MP 784: Increase in the value if fines applicable to the infrigement of laws related to foreign capital and currency exchange
1. On June 8, 2017, Provisional Measure 784 (“MP 784”) was published to govern the instruments of supervision and imposition of penalties by the Brazilian Central Bank (“BACEN”) and the Brazilian Securities Exchange Commission. Since then, several discussions have arisen about MP 784, which is currently being examined by the Legislative Branch, and there are many proposals for amendments, which may result in changes to its text.
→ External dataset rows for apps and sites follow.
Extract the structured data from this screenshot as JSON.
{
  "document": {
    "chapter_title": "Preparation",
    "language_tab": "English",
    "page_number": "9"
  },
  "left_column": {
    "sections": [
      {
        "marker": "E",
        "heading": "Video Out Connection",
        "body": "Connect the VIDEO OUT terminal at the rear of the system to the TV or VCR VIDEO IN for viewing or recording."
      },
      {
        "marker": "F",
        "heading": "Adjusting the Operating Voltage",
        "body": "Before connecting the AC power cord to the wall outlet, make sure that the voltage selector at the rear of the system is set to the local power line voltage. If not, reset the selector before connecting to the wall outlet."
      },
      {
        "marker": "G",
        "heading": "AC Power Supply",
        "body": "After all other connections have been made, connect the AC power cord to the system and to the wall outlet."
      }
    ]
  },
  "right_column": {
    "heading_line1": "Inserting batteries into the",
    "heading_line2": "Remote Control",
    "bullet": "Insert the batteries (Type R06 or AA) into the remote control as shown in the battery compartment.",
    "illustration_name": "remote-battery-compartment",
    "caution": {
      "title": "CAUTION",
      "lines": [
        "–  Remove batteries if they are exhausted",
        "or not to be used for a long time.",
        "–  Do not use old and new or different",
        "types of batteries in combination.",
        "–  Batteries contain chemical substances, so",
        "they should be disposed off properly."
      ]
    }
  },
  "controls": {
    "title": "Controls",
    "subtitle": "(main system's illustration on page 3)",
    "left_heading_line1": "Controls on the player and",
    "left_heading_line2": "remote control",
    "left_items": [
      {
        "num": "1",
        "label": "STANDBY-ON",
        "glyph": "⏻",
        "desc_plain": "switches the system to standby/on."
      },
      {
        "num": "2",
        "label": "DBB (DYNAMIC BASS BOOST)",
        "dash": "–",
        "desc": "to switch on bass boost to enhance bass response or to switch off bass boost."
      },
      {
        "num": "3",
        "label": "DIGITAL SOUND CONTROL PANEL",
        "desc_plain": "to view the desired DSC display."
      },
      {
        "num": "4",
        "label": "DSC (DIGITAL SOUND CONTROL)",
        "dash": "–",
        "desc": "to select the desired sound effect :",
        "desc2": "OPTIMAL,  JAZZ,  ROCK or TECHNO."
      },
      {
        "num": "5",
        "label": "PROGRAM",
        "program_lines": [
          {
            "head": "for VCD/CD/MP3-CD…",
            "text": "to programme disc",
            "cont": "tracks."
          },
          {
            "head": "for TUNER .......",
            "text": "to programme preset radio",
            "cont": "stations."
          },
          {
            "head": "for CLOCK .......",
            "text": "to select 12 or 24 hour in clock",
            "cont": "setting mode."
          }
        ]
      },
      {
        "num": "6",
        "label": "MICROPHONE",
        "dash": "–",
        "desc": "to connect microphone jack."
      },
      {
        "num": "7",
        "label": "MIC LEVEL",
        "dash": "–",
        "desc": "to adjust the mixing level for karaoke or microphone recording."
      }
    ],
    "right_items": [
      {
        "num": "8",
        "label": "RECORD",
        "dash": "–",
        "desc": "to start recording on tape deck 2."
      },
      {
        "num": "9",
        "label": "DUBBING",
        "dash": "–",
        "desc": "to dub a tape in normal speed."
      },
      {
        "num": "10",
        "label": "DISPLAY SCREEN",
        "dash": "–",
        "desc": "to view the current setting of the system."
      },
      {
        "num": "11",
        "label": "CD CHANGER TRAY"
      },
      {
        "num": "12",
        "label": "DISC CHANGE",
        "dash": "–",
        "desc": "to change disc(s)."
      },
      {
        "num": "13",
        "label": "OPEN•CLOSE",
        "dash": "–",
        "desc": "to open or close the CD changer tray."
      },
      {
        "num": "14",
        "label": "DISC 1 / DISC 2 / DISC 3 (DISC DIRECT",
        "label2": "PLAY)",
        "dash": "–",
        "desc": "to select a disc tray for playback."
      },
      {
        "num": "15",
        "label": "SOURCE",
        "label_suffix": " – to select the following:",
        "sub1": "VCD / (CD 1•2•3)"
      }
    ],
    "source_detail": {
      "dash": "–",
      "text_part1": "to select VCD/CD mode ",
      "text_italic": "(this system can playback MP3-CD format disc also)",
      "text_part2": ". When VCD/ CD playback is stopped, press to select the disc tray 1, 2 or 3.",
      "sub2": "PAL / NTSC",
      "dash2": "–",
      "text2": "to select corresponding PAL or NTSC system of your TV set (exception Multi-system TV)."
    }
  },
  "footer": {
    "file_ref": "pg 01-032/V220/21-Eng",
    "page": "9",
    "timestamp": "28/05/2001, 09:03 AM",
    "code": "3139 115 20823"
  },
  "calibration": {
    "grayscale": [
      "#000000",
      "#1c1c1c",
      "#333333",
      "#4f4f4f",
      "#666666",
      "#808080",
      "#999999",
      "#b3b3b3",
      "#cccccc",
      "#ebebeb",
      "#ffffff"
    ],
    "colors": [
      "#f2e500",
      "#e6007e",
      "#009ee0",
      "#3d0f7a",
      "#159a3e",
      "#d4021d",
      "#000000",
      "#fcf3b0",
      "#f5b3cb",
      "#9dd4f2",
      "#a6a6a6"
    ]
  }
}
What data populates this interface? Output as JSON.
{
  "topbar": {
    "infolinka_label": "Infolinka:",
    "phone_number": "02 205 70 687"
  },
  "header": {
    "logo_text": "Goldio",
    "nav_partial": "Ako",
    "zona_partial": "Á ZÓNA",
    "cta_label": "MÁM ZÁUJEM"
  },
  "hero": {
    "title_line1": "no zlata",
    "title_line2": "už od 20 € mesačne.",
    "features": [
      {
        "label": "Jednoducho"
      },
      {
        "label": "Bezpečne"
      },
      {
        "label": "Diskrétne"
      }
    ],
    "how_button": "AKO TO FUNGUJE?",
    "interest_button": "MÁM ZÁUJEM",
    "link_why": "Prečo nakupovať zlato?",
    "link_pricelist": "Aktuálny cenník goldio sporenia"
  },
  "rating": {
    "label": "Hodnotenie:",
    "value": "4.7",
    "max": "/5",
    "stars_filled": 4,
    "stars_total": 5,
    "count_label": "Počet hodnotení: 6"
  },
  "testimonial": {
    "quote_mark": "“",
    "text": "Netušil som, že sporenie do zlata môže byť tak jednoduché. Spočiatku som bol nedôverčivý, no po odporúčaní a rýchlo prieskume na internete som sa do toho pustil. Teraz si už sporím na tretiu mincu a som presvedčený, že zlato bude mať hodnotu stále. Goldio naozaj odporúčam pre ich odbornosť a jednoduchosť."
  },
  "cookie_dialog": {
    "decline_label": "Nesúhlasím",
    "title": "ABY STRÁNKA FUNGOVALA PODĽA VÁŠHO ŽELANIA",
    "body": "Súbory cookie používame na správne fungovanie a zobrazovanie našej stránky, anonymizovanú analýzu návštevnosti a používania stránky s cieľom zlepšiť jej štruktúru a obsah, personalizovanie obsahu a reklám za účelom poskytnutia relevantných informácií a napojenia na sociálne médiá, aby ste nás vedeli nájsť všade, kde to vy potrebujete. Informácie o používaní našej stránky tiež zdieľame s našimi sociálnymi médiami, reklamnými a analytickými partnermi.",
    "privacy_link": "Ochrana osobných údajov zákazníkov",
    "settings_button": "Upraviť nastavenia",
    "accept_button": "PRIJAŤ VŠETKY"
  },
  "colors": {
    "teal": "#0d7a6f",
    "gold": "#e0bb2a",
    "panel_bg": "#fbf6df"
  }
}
2. It is important to stress that the scope of supervision of BACEN is quite wide and reaches all financial institutions, as well as other institutions that are part of the Brazilian Financial System and the Brazilian Payment System. Additionally, it is incumbent on BACEN to control foreign capital. The present letter has the purpose to briefly discuss the rules of MP 784 about penalties applicable to infringement of laws related to foreign capital and currency exchange.
3. Law 4131/62, which governs the investment of foreign capital in Brazil, provided for the imposition of penalties for the breach of its rules, including those relating to the registration of foreign capital, remittances of funds overseas, and currency exchange procedures.
4. The maximum amount of such penalties, since Provisional Measure 2224/2001 came into force, was R$ 250,000.00.
5. This same limit also applied to the penalties imposed by BACEN for the breach of the registration of foreign capital in domestic currency, and violations to the obligation to declare to BACEN goods, values and assets held abroad.
6. Resolution 4104/2012 of the National Monetary Council consolidated the fines applying to breaches to said rules and established in any case the application of the lowest value between two criteria, namely, (i) a given percentage of the value of R$ 250,000.00, and (ii) a given percentage of the value to be declared to BACEN, which percentages vary according to the infringement.
7. In addition to the rules about foreign capital, in other cases, in particular in cases of violations typified as private international credit offsetting or illegitimate exchange transactions, the maximum amount of fines corresponded, since 2006, to the overall transaction value.
8. With the publication of MP 784, infringements to the legislation on foreign capital and currency exchange were expressly included in the list of violations subject to the rules of this provisional measure, as applicable.
9. Firstly, it is clear in MP 784 that such infringements will be punished with a fine (rather than other forms of penalty). However, a new limit for fines was established for the BACEN punitive proceedings, which corresponds to the highest of two values: (i) 0.5 percent on the revenue for services and financial products calculated in the year preceding the violation (or, in the case of continuation, preceding the last violation); and (ii) R$ 2 billion.
10. It can be immediately noted that the increase of the limit of fines is substantial, from R$ 250 thousand to at least R$ 2 billion.
11. Considering the likely low relevance of the previous value in the present scenario, a real increase of the fine should be appropriate to disincentive illegal acts; however, the amount brought by MP 784, if applied in full, seems manifestly excessive and disproportionate in many cases, including in case of infringements of the foreign capital legislation.
12. Anyway, if the MP 784 is converted into law and this amount is maintained, the National Monetary Council should regulate the application of such penalties, replacing the mentioned Resolution 4104, when lower limits for these infringements might be defined.
13. Notwithstanding the above, MP 784 establishes that BACEN should observe certain criteria to apply the penalties, including the seriousness and duration of the infringement, the degree of the damage caused, the benefit earned or intended, the offender’s financial capacity, the transaction value, the recidivism, and possible collaboration of the offender to clarify the infringement. However, these criteria, if taken alone, allow some degree of subjectivity in the analysis of the case and are not a guarantee of reasonableness in determining the value of fines to be imposed.
14. Among other new procedures, MP 784 provides for the possibility of signing a term of commitment with BACEN so that a punitive proceeding is not initiated or is suspended. In these cases, the offender must cease the conduct or its harmful effects, correct irregularities and indemnify losses, when applicable, and comply with other conditions that may be agreed.
15. Another possibility at the discretion of BACEN is not to file a punitive proceeding when the level of harm is low and BACEN has more effective instruments, observed the principles of purpose, reasonability, and efficiency.
16. Finally, MP 784 also establishes the leniency agreements between BACEN and individuals or legal entities that declare the practice of infringements, resulting in the extinction of the punitive action or reduction of the penalty applicable, by means of effective collaboration for finding the facts.
17. In conclusion, it must be considered that the procedures for registration of foreign capital and foreign exchange transactions have been greatly simplified in recent decades; the remaining obligations refer essentially to the provision of true and complete information on the electronic systems, meeting deadlines and keeping documentary support. Thus, one expects that the regulations on the application of fines to infringements related to these matters be appropriate and reasonable.
Renata A. Pisaneschi and Victor B. Martinelli